Problem to solve:
Could you output the whole listing exactly as it stands, minus any images?

★ ★ ★ ★ ★

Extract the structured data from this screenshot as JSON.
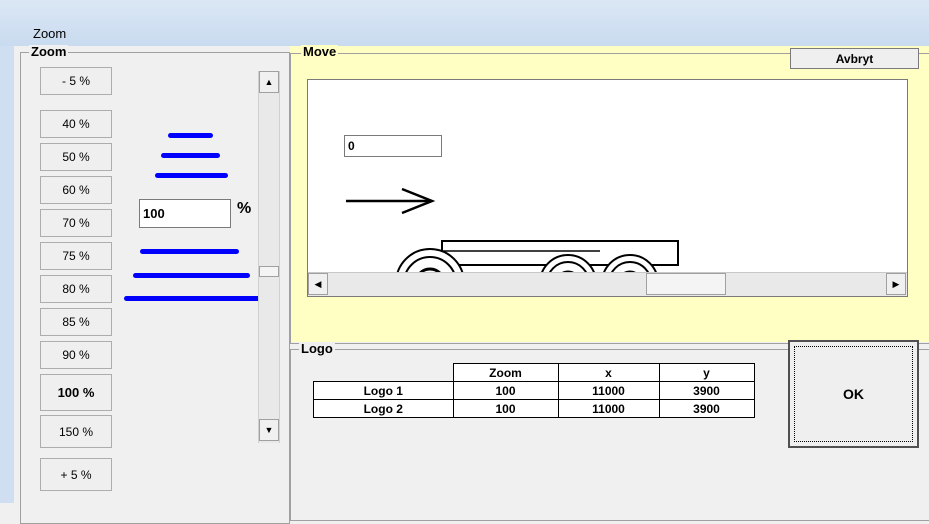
{
  "window": {
    "title": "Zoom"
  },
  "zoom_group": {
    "label": "Zoom",
    "minus_label": "- 5 %",
    "presets": [
      "40 %",
      "50 %",
      "60 %",
      "70 %",
      "75 %",
      "80 %",
      "85 %",
      "90 %",
      "100 %",
      "150 %"
    ],
    "plus_label": "+ 5 %",
    "percent_value": "100",
    "percent_sign": "%"
  },
  "move_group": {
    "label": "Move",
    "offset_value": "0",
    "arrow_icon": "right-arrow-icon",
    "vehicle_icon": "truck-trailer-icon"
  },
  "buttons": {
    "cancel": "Avbryt",
    "ok": "OK"
  },
  "logo_group": {
    "label": "Logo",
    "columns": [
      "Zoom",
      "x",
      "y"
    ],
    "rows": [
      {
        "name": "Logo 1",
        "zoom": "100",
        "x": "11000",
        "y": "3900"
      },
      {
        "name": "Logo 2",
        "zoom": "100",
        "x": "11000",
        "y": "3900"
      }
    ]
  },
  "colors": {
    "accent": "#0000ff",
    "move_background": "#ffffc4"
  }
}
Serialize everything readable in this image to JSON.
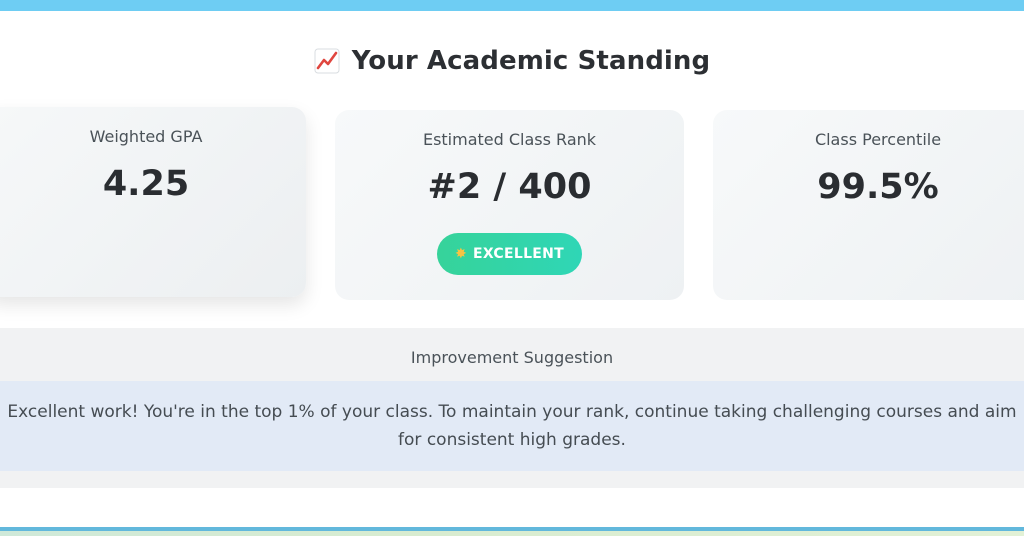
{
  "heading": {
    "icon": "chart-increasing-icon",
    "title": "Your Academic Standing"
  },
  "cards": {
    "gpa": {
      "label": "Weighted GPA",
      "value": "4.25"
    },
    "rank": {
      "label": "Estimated Class Rank",
      "value": "#2 / 400",
      "badge": "EXCELLENT",
      "badge_icon": "star-icon"
    },
    "percentile": {
      "label": "Class Percentile",
      "value": "99.5%"
    }
  },
  "suggestion": {
    "title": "Improvement Suggestion",
    "text": "Excellent work! You're in the top 1% of your class. To maintain your rank, continue taking challenging courses and aim for consistent high grades."
  },
  "colors": {
    "top_bar": "#6ecdf3",
    "badge": "#36d39a",
    "suggestion_box": "#e2eaf6"
  }
}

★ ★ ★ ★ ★

Response to this exercise:
Extract the structured data from this screenshot as JSON.
{
  "window": {
    "title": "Zoom"
  },
  "zoom_group": {
    "label": "Zoom",
    "minus_label": "- 5 %",
    "presets": [
      "40 %",
      "50 %",
      "60 %",
      "70 %",
      "75 %",
      "80 %",
      "85 %",
      "90 %",
      "100 %",
      "150 %"
    ],
    "plus_label": "+ 5 %",
    "percent_value": "100",
    "percent_sign": "%"
  },
  "move_group": {
    "label": "Move",
    "offset_value": "0",
    "arrow_icon": "right-arrow-icon",
    "vehicle_icon": "truck-trailer-icon"
  },
  "buttons": {
    "cancel": "Avbryt",
    "ok": "OK"
  },
  "logo_group": {
    "label": "Logo",
    "columns": [
      "Zoom",
      "x",
      "y"
    ],
    "rows": [
      {
        "name": "Logo 1",
        "zoom": "100",
        "x": "11000",
        "y": "3900"
      },
      {
        "name": "Logo 2",
        "zoom": "100",
        "x": "11000",
        "y": "3900"
      }
    ]
  },
  "colors": {
    "accent": "#0000ff",
    "move_background": "#ffffc4"
  }
}
Serialize everything readable in this image to JSON.
{
  "heading": {
    "icon": "chart-increasing-icon",
    "title": "Your Academic Standing"
  },
  "cards": {
    "gpa": {
      "label": "Weighted GPA",
      "value": "4.25"
    },
    "rank": {
      "label": "Estimated Class Rank",
      "value": "#2 / 400",
      "badge": "EXCELLENT",
      "badge_icon": "star-icon"
    },
    "percentile": {
      "label": "Class Percentile",
      "value": "99.5%"
    }
  },
  "suggestion": {
    "title": "Improvement Suggestion",
    "text": "Excellent work! You're in the top 1% of your class. To maintain your rank, continue taking challenging courses and aim for consistent high grades."
  },
  "colors": {
    "top_bar": "#6ecdf3",
    "badge": "#36d39a",
    "suggestion_box": "#e2eaf6"
  }
}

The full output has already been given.